Pinpointing the exact causes of the post-pandemic surge in gun sales remains difficult.

With gun crime throughout New York increasingly involving illegal gun trafficking from other states, one solution involves the continued employment of proven crime reduction strategies by law enforcement. For example, Aaron Chalfin and his coauthors in a recent study find that highly coordinated raids involving suspected gang members, known as “gang takedowns,” reduced gun violence in surrounding New York City public housing by 33% within the first year. Although not explicitly focused on gun homicide, research by myself and coauthors in a separate study shows that increasing the size of the police force can reduce homicide and other serious crime while improving racial disparities in public safety and enforcement activity. While these strategies do not directly address the issue of gun trafficking, they are important evidence-based solutions to reducing gun violence.

Rigorous background checks for private gun sales could also play a vital role in stemming the flow of illegal guns from other states to New York. Iron Pipeline states such as Florida, Georgia and South Carolina currently do not require any form of background check for private gun sales. My own research, based on gun control policy reform in Missouri, also suggests that Black Americans in urban settings may disproportionately bear the consequences of illegal firearm proliferation upon the removal of rigorous local background checks for private sales. Increased gun violence in these communities comes with enormous social costs and can make law enforcement efforts more challenging. Proposed legislation such as the Bipartisan Background Checks Act of 2021 and the Enhanced Background Checks Act of 2021 are designed to addressed some of the well-noted shortcomings of the current U.S. background check system for private gun sales.

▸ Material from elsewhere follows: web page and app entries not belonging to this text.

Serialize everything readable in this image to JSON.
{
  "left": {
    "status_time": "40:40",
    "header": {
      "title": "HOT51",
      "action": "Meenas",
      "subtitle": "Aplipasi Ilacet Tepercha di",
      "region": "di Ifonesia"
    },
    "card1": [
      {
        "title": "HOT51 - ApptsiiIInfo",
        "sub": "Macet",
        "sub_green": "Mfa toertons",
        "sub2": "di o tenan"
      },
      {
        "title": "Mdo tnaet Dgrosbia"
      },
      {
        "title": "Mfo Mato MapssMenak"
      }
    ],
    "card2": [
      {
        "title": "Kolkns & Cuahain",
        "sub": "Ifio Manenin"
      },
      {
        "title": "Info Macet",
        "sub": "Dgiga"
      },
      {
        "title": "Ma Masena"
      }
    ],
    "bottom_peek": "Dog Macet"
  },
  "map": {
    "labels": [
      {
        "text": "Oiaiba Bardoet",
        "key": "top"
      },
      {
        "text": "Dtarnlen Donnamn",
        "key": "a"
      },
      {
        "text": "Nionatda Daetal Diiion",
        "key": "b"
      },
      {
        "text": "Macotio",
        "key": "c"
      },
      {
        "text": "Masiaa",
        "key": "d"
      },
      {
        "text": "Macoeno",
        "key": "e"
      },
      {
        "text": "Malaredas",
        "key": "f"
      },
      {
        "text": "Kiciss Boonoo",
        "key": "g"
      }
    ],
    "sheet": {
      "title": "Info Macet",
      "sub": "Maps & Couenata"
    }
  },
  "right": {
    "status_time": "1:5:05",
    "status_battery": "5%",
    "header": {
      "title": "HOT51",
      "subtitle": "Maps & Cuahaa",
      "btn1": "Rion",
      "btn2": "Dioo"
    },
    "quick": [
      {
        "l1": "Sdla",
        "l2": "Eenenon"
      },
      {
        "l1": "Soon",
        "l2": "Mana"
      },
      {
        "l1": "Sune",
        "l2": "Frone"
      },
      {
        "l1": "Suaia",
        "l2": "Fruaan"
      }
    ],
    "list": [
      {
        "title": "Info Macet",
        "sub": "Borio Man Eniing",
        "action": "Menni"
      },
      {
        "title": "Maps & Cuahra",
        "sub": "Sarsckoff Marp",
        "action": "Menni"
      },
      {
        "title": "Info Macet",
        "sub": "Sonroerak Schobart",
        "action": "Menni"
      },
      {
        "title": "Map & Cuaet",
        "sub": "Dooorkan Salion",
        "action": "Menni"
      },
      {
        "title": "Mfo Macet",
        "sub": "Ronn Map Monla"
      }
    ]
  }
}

Finally, there is still much that we do not know regarding interstate gun trafficking throughout the U.S. Part of this knowledge gap is attributable to federal appropriations riders known as the Tiahrt Amendments. The Tiahrt Amendments severely limit access to ATF gun trace data— restricting data access to government entities such as law enforcement agencies and prosecutors’ offices. The Tiahrt Amendments make it incredibly difficult for researchers, policymakers and other criminal justice stakeholders to rigorously examine patterns in gun trafficking and offer no known public safety value. Despite these restrictions, some government actors have formed unique academic-government partnerships to provide striking evidence on interstate gun trafficking. In two fascinating 2015 papers, Duke University Professor Philip Cook and his coauthors combine Chicago Police Department gun trace data and qualitative interviews to describe the nuanced channels through which individuals with criminal histories access illegal firearms. Through this research, we learned that gang members are quite knowledgeable of state-level differences in gun control policy and employ sophisticated strategies for illegally obtaining these weapons using methods such as straw purchasing. These academic-government research partnerships could play a crucial role in filling the existing knowledge gaps regarding gun trafficking and help further reduce the toll of gun violence.